Mark Cueto today launched a vehement defence of England's off-field conduct and insisted there are no more skeletons in the closet.
England's progress to the Rugby World Cup quarter-finals has been scarred by two incidents which have led to questions about team discipline.
Martin Johnson defended the conduct of Mike Tindall and a group of players who enjoyed a drunken night out in Queenstown after England's victory over Argentina.
It emerged yesterday the England manager had angrily reprimanded James Haskell, Chris Ashton and Dylan Hartley for making lewd comments to a female staff member at their Dunedin hotel.
Cueto fired an angry broadside at what he perceived to be "horrendous" coverage of Tindall's now infamous night out in Queenstown.
But the Sale wing conceded the reaction had been a sobering lesson to the squad about the pressures of playing at a World Cup in New Zealand - and he stressed there had been no further incidents.
"There have been a couple of things gone on and in another country they may have been nothing but in this country, with the goldfish bowl we are in, it is a big deal," said Cueto.
"Whether it is naive or not, sometimes you don't quite understand it until you get amongst it.
"Things have happened. We have learned from them. We have had to learn from them and we have improved our discipline off the field.

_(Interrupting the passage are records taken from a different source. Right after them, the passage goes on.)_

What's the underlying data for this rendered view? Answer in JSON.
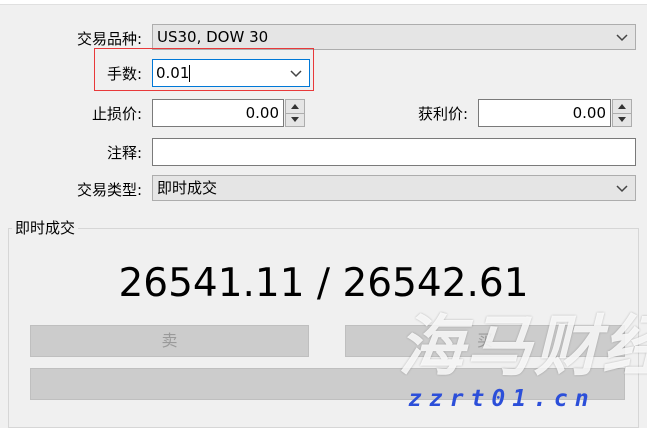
{
  "form": {
    "symbol": {
      "label": "交易品种:",
      "value": "US30, DOW 30"
    },
    "volume": {
      "label": "手数:",
      "value": "0.01"
    },
    "stop_loss": {
      "label": "止损价:",
      "value": "0.00"
    },
    "take_profit": {
      "label": "获利价:",
      "value": "0.00"
    },
    "comment": {
      "label": "注释:",
      "value": ""
    },
    "order_type": {
      "label": "交易类型:",
      "value": "即时成交"
    }
  },
  "execution": {
    "group_title": "即时成交",
    "quote": "26541.11 / 26542.61",
    "sell_label": "卖",
    "buy_label": "买"
  },
  "watermark": {
    "brand": "海马财经",
    "url": "zzrt01.cn"
  },
  "colors": {
    "highlight_border": "#e8393a",
    "focus_border": "#0078d7",
    "watermark_url": "#2c4fd9"
  }
}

"I don't think standards have slipped. With the Tins thing, we are talking about a couple of guys going out for a few beers. What is wrong with that?
"If the boys can't go out and have a few beers then it is a sad world that we live in.
"It is a reality check that such a small thing can be made into such a massive deal.
"As a group of players we have spoken about it with and without the management. We know exactly where we are at now and I am sure there will be no more stories like that to come out."
Cueto missed England's final pool victory over Scotland but he is in line to start against France in
the quarter-final after Delon Armitage was today suspended for a dangerous tackle.
And he insisted the reaction to those off-field incidents would not distract England from the job at hand.
"I would have thought that would be pretty obvious. The bottom line is we are here to win the World Cup," Johnson said.